Welcoming this year’s message, Archbishop Eamon Martin, Archbishop of Armagh and chair of the Council of Communications of the Irish Catholic Bishops’ Conference, said: “When Pope Francis announced that 2016 would be a Holy Year he said that the mercy of God would be at its centre. The Pope said, ‘It will be a Holy Year of Mercy. We want to live in the light of the word of the Lord: ‘Be merciful, even as your Father is merciful’ (cf. Lk 6:36).’
“As this Extraordinary Jubilee Year of Mercy continues to unfold through initiatives in Rome and at home, I warmly welcome this year’s World Communications Day message Communication and Mercy. Such guidance is timely for our society here in Ireland, as well as for families, communities and States around the world. It complements this special year for the Universal Church which, Pope Francis tells us in his message, ‘is called to practise mercy as the distinctive trait of all that she is and does … Our primary task is to uphold the truth with love.’ We are also reminded that to communicate in an authentic manner we must be able to ‘listen’ to, rather than merely ‘hear’, when we encounter another.”
Archbishop Eamon said, “In part this year’s message follows–on from Communicating the Family: A Privileged Place of Encounter with the Gift of Love of 2015, as it asks us to show mercy and tolerance within our families and ‘to build bridges, to enable encounter and inclusion’ with words of love. But the reach of Communication and Mercy goes much wider as it urges politicians and diplomats to use language ‘inspired by mercy, which never loses hope’. I encourage everyone to read this short, thought provoking and inspiring message.”

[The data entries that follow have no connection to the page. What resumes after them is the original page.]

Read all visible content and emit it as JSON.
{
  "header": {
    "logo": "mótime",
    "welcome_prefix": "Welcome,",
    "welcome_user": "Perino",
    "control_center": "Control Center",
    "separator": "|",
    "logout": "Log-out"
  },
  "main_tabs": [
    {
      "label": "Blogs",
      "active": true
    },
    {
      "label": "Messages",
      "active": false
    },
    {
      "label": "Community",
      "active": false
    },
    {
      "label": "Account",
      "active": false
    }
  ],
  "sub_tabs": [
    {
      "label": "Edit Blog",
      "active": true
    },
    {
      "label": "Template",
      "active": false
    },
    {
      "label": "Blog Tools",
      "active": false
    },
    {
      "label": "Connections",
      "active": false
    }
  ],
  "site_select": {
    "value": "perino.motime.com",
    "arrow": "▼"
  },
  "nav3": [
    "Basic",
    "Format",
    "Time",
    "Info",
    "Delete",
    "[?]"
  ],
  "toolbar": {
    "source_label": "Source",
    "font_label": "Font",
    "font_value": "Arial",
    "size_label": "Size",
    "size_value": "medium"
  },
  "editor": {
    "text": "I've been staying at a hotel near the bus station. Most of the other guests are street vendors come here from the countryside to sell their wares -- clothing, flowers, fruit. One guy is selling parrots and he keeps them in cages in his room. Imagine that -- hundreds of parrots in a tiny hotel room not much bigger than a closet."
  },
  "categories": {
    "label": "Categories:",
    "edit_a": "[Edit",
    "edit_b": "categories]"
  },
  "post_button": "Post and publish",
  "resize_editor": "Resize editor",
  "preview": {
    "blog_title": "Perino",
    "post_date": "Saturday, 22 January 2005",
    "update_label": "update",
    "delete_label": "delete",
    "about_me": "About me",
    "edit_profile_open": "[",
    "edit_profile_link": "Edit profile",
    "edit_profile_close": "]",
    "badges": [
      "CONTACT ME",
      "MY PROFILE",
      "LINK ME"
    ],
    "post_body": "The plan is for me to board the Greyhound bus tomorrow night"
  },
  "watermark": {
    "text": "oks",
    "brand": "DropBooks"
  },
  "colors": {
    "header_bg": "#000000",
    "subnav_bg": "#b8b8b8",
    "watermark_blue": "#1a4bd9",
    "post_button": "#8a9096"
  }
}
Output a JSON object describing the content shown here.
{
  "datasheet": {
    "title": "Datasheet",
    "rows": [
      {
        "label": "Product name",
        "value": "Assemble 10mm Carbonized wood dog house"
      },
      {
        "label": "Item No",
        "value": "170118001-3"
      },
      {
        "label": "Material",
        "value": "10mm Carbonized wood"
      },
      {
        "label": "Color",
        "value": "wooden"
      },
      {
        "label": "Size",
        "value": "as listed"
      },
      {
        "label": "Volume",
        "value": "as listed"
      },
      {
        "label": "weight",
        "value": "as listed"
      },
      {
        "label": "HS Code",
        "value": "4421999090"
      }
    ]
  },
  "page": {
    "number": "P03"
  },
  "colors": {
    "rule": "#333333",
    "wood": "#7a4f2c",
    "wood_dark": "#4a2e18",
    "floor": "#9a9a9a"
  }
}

Some of the key points from this year’s World Communications Day message are:
· If our hearts and actions are inspired by charity, by divine love, then our communication will be touched by God’s own power.
· As sons and daughters of God, we are called to communicate with everyone, without exception.
· Christians ought to be a constant encouragement to communion and, even in those cases where they must firmly condemn evil, they should never try to rupture relationships and communication.
· Our political and diplomatic language would do well to be inspired by mercy, which never loses hope.
· Mercy can help mitigate life’s troubles and offer warmth to those who have known only the coldness of judgement. May our way of communicating help to overcome the mind-set that neatly separates sinners from the righteous. We can and we must judge situations of sin – such as violence, corruption and exploitation – but we may not judge individuals, since only God can see into the depths of their hearts.
· Our primary task is to uphold the truth with love
· Listening is never easy. Many times it is easier to play deaf. Listening means paying attention, wanting to understand, to value, to respect and to ponder what the other person says.
· It is not technology which determines whether or not communication is authentic, but rather the human heart and our capacity to use wisely the means at our disposal. Social networks can facilitate relationships and promote the good of society, but they can also lead to further polarisation and division between individuals and groups.
· I pray that this Jubilee Year, lived in mercy, may open us to even more fervent dialogue so that we might know and understand one another better; and that it may eliminate every form of closed-mindedness and disrespect, and drive out every form of violence and discrimination.
· In a broken, fragmented and polarised world, to communicate with mercy means to help create a healthy, free and fraternal closeness between the children of God and all our brothers and sisters in the one human family.
Please click here for the full text of this year’s World Communications Day message.